**Records from a dataset**
---------------

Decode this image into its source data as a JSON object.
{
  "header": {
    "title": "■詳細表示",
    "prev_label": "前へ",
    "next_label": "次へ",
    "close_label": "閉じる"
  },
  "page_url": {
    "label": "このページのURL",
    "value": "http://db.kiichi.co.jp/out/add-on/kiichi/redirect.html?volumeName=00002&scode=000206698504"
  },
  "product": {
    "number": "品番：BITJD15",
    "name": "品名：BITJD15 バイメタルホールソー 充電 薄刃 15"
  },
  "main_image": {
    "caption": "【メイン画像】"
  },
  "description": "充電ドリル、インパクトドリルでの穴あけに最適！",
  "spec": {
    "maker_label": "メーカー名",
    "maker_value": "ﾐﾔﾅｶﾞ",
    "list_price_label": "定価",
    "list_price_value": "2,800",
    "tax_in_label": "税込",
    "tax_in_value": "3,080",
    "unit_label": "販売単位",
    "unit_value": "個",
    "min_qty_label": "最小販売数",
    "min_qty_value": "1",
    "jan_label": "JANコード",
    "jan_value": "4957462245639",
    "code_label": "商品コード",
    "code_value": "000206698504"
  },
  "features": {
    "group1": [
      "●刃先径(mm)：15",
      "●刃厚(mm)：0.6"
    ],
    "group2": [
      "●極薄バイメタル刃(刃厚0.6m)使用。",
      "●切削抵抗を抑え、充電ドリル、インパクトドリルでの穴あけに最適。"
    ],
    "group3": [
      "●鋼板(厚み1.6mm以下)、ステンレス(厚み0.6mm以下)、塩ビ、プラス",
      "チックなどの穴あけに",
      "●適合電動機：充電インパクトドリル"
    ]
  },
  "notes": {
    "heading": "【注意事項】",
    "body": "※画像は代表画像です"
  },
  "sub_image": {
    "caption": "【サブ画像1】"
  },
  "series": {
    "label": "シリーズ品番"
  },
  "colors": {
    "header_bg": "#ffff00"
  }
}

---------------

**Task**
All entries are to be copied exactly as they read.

**Written response**
Decode this image into its source data as a JSON object.
{
  "header": {
    "title": "■詳細表示",
    "prev_label": "前へ",
    "next_label": "次へ",
    "close_label": "閉じる"
  },
  "page_url": {
    "label": "このページのURL",
    "value": "http://db.kiichi.co.jp/out/add-on/kiichi/redirect.html?volumeName=00002&scode=000206698504"
  },
  "product": {
    "number": "品番：BITJD15",
    "name": "品名：BITJD15 バイメタルホールソー 充電 薄刃 15"
  },
  "main_image": {
    "caption": "【メイン画像】"
  },
  "description": "充電ドリル、インパクトドリルでの穴あけに最適！",
  "spec": {
    "maker_label": "メーカー名",
    "maker_value": "ﾐﾔﾅｶﾞ",
    "list_price_label": "定価",
    "list_price_value": "2,800",
    "tax_in_label": "税込",
    "tax_in_value": "3,080",
    "unit_label": "販売単位",
    "unit_value": "個",
    "min_qty_label": "最小販売数",
    "min_qty_value": "1",
    "jan_label": "JANコード",
    "jan_value": "4957462245639",
    "code_label": "商品コード",
    "code_value": "000206698504"
  },
  "features": {
    "group1": [
      "●刃先径(mm)：15",
      "●刃厚(mm)：0.6"
    ],
    "group2": [
      "●極薄バイメタル刃(刃厚0.6m)使用。",
      "●切削抵抗を抑え、充電ドリル、インパクトドリルでの穴あけに最適。"
    ],
    "group3": [
      "●鋼板(厚み1.6mm以下)、ステンレス(厚み0.6mm以下)、塩ビ、プラス",
      "チックなどの穴あけに",
      "●適合電動機：充電インパクトドリル"
    ]
  },
  "notes": {
    "heading": "【注意事項】",
    "body": "※画像は代表画像です"
  },
  "sub_image": {
    "caption": "【サブ画像1】"
  },
  "series": {
    "label": "シリーズ品番"
  },
  "colors": {
    "header_bg": "#ffff00"
  }
}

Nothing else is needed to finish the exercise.